In periods of low crop prices, production could be expanded to earn the same income in foreign exchange, since the commercial farmers aimed to be able to buy goods available only as imports: metal equipment, fine clothing, luxury furniture, footwear, and so forth. The drop in prices could be compensated by increasing production as long as the costs of new land under cultivation and employed labor were kept low. Conversely, the drop in income derived from cash crops would cause a decline in the cosmopolitan lifestyle of the plantation owners because of their reduced purchasing power in foreign currency.

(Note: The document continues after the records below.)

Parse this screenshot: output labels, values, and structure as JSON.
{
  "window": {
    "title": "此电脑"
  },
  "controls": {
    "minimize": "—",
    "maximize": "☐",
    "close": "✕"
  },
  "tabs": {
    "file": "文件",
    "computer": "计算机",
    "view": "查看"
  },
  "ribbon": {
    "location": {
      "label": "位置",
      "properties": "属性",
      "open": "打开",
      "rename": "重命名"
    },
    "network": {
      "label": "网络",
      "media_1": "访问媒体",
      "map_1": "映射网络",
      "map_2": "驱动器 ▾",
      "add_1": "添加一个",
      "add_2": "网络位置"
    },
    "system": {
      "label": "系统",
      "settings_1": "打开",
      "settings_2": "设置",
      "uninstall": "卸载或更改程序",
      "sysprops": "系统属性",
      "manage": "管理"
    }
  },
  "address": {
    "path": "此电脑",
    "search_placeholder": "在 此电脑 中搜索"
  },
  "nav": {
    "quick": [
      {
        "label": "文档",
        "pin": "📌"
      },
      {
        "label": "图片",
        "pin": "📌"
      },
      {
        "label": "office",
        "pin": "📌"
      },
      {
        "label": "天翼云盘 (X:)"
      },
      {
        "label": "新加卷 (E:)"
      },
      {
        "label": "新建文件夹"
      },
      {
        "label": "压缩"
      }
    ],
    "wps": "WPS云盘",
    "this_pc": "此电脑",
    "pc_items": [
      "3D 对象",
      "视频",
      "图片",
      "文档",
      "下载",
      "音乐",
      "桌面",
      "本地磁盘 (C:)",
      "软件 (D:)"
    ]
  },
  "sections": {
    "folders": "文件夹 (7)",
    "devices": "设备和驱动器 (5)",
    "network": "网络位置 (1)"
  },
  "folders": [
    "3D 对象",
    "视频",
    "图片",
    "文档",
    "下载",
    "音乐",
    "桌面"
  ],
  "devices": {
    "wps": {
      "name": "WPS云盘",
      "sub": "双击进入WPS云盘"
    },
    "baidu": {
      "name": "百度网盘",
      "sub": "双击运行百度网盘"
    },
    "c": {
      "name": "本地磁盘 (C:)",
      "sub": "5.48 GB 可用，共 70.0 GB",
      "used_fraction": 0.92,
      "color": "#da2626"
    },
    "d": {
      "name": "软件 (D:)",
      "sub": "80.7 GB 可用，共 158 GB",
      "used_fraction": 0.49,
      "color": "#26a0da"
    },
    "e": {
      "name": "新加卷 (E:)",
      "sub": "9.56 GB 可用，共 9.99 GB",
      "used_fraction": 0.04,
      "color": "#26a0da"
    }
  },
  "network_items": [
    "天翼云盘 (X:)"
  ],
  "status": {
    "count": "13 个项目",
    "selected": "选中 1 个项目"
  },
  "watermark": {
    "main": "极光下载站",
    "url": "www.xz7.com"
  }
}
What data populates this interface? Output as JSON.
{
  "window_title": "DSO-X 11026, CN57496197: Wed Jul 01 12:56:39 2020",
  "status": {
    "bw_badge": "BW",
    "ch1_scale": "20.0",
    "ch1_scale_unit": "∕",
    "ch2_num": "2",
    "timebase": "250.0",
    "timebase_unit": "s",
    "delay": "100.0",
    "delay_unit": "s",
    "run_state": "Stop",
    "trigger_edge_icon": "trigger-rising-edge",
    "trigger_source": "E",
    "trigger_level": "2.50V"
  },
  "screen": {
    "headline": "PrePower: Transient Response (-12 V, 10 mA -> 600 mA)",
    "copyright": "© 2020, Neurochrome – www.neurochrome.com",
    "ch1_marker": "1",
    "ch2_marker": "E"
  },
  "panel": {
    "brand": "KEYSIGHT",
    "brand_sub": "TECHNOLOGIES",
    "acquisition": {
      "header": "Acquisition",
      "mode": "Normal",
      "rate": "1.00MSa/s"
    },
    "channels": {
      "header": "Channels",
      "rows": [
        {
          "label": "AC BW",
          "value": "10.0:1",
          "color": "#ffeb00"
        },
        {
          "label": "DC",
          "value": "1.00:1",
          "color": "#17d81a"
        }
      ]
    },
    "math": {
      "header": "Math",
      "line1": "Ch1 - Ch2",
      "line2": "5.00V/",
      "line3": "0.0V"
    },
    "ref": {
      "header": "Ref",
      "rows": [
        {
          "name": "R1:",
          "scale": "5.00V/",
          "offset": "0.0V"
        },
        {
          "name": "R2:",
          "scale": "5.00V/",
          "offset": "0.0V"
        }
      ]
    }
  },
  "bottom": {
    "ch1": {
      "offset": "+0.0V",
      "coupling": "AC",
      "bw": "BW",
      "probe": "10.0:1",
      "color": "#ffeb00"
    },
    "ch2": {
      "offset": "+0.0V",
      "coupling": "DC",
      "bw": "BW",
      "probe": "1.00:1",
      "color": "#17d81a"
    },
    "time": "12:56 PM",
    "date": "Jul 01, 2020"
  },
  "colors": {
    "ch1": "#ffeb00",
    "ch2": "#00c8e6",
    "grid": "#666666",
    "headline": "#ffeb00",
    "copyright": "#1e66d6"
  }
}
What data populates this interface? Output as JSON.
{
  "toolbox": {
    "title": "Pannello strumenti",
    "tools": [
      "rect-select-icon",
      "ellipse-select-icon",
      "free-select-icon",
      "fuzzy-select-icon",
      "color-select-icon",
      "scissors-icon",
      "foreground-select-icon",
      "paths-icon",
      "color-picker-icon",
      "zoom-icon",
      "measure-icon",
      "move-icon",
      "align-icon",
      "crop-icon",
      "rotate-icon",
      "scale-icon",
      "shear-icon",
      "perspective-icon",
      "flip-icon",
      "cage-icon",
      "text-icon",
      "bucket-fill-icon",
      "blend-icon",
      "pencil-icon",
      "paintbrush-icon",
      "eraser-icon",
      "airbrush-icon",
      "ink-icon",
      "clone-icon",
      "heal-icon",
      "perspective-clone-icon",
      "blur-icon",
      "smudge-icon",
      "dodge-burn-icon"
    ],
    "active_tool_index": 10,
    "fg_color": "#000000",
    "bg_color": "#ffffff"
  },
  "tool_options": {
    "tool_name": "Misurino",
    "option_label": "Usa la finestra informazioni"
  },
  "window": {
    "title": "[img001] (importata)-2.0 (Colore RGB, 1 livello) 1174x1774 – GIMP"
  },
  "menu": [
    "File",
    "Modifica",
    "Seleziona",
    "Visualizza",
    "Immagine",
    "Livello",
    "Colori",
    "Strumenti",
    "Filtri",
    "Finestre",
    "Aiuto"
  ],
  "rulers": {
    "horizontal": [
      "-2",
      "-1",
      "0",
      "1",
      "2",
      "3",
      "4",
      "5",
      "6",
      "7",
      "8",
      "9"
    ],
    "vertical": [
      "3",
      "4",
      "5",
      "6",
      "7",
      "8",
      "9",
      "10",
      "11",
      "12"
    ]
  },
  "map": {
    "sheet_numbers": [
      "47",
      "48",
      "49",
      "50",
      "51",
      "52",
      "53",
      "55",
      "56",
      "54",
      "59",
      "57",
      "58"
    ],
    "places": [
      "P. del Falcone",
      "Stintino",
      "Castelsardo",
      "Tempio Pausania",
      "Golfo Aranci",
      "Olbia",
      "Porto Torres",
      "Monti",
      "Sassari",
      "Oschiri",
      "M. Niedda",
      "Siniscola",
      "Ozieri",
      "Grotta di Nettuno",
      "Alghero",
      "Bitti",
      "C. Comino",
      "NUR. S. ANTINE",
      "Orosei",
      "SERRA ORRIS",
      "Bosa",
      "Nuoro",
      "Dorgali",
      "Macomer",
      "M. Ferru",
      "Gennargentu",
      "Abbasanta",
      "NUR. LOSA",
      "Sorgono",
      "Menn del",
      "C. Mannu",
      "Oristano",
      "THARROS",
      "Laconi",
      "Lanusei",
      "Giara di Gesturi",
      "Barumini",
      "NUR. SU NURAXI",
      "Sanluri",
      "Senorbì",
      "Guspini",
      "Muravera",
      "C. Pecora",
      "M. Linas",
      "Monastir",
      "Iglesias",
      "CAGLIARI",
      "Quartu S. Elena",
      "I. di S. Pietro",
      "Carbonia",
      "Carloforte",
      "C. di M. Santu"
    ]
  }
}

It was also the site of the homes of the resident workers (Palmeira 1976). The estate was where family life took place: procreation, births, marriages, and often burials. The chapels within the wealthiest big houses or on their grounds are reminders that religious practices grouped and ordered the estate’s inhabitants. The religious practices of subalterns, such as the African descendants’ Candomblé and Xangô (Bastide 1958) and the Protestantism of the European coffee workers (Davatz 1941), were targets of recrimination and censure when not performed under the strict watch of the landowners.
By 1995, the situation had totally changed. Brazil had a network of paved highways that covered the country and was especially dense in the Southeast and Northeast. This network even included Amazonia, where various northsouth corridors joined the older Trans-Amazon Highway. Have Brazil’s territorial integration and overall economic growth led to an overall improvement of living conditions and a reduction in regional inequality? Here, another source affords a partial answer, at least for the last twenty years of the century.